“University of Texas at Austin psychologist and researcher James Pennebaker contends that regular journaling strengthens immune cells, called T-lymphocytes. Other research indicates that journaling decreases the symptoms of asthma and rheumatoid arthritis. Pennebaker believes that writing about stressful events helps you come to terms with them, thus reducing the impact of these stressors on your physical health,” reports PsychCentral.com. “Scientific evidence supports that journaling provides other unexpected benefits. The act of writing accesses your left brain, which is analytical and rational. While your left brain is occupied, your right brain is free to create, intuit, and feel. In sum, writing removes mental blocks and allows you to use all of your brainpower to better understand yourself, others, and the world around you.”
You can find 96 more reasons to journal here.
Good stuff, I tell you.
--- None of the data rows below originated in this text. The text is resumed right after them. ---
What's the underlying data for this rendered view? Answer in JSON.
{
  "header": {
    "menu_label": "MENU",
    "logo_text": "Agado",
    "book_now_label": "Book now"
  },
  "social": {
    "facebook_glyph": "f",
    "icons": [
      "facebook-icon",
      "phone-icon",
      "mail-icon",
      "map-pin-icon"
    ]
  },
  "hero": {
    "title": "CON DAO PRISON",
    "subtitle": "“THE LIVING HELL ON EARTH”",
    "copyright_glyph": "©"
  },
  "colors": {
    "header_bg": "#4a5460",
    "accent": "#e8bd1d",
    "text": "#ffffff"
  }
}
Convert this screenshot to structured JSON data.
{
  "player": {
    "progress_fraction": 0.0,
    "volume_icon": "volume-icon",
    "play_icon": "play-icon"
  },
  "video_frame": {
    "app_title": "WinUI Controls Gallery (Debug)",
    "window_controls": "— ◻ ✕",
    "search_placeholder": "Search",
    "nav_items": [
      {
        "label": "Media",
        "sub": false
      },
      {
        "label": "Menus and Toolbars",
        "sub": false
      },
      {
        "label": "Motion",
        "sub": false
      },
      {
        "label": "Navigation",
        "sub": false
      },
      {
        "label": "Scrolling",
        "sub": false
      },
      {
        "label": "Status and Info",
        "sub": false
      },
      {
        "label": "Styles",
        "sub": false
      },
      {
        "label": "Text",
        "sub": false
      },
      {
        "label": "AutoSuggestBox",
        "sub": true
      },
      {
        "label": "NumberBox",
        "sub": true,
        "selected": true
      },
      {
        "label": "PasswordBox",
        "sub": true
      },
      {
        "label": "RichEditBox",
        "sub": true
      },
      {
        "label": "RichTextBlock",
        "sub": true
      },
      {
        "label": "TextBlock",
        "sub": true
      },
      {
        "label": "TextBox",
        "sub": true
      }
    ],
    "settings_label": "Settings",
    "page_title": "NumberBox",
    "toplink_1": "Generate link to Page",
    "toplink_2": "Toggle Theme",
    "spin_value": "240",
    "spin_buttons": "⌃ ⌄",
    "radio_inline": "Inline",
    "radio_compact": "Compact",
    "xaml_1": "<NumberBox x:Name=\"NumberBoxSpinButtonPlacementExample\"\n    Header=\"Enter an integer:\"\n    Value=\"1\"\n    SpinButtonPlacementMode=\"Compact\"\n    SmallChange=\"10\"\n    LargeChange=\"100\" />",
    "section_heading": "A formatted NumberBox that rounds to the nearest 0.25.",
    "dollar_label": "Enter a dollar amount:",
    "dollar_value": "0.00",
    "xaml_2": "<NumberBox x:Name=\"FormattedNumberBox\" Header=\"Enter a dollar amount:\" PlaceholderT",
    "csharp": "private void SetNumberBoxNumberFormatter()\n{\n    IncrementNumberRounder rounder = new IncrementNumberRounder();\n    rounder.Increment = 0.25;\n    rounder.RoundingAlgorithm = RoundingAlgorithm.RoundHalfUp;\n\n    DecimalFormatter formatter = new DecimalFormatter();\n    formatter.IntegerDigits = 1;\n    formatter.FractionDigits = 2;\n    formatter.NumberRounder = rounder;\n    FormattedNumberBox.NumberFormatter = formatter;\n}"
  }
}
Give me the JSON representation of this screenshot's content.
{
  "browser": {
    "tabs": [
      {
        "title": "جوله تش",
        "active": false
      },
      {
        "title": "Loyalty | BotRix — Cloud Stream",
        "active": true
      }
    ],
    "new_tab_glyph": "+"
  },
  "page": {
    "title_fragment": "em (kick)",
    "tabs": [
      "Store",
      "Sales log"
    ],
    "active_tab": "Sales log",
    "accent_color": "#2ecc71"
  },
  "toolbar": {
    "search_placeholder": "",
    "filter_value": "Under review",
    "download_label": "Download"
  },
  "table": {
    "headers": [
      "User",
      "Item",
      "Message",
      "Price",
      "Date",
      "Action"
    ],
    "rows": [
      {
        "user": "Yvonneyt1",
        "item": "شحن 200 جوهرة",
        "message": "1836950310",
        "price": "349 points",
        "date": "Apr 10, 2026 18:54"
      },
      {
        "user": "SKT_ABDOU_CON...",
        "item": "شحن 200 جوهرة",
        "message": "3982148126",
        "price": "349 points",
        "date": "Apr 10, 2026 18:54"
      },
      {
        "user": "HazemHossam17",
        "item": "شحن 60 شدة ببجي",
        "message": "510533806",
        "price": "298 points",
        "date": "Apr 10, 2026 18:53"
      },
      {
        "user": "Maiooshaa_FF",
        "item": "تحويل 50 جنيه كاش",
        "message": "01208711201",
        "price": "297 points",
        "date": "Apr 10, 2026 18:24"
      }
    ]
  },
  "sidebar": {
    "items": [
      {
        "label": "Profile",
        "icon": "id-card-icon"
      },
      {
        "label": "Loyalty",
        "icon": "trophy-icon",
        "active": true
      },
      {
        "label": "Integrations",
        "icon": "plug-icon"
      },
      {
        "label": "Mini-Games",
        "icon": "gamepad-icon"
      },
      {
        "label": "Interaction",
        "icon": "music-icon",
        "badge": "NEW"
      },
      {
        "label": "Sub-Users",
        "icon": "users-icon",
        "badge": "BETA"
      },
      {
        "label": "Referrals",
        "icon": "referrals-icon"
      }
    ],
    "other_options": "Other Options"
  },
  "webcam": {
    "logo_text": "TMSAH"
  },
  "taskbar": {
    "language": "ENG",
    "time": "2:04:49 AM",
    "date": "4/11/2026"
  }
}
My mother wrote in her journal (several volumes) most every day of her life, some days only a sentence or two. But, what a treasure to leave her children.
The new year is the perfect time to start jotting a journal. Yes, you! It won’t do to hide your head in the sand.
Journaling is not another insurmountable task to add to your to-do list. In fact, it’s a wonderful way to tackle life with more merriment and less moping. According to a study published in Advances in Psychiatric Treatment, journaling just 15 to 20 minutes on five occasions was enough to help the participants deal with traumatic, stressful, or otherwise emotional events.
So, let’s get down to the basics:
- Creativity is not required (unless you crave it). Art journaling may evolve from your writing routine, but that’s another entry …
- Eloquent writing skills and proper spelling aren’t necessary, either.
- How about reserving a nice notebook for journaling only, something you’re eager to pick up. This year I’m started a Bee Journal as I journey into being a beekeeper.
- Try to write a little—or a lot—every day. Whether it’s a single sentence vent (“This day has been CRAZY because …”) or a long meander down memory lane, or like me, I usually write about my fascination with people and things outside my personal world. Just pencil in a time each day to let your thoughts flow on paper.
- You don’t have to be nice, but penning positive notes brightens your day.
- Don’t give up if you miss a day or two. Just start again.
- If you aren’t a fan of writing, you can still reap the benefits of journaling. The University of Rochester suggests substituting with a video or audio journal on your phone.
For a little more inspiration, here’s a video pep talk about the joys of journaling: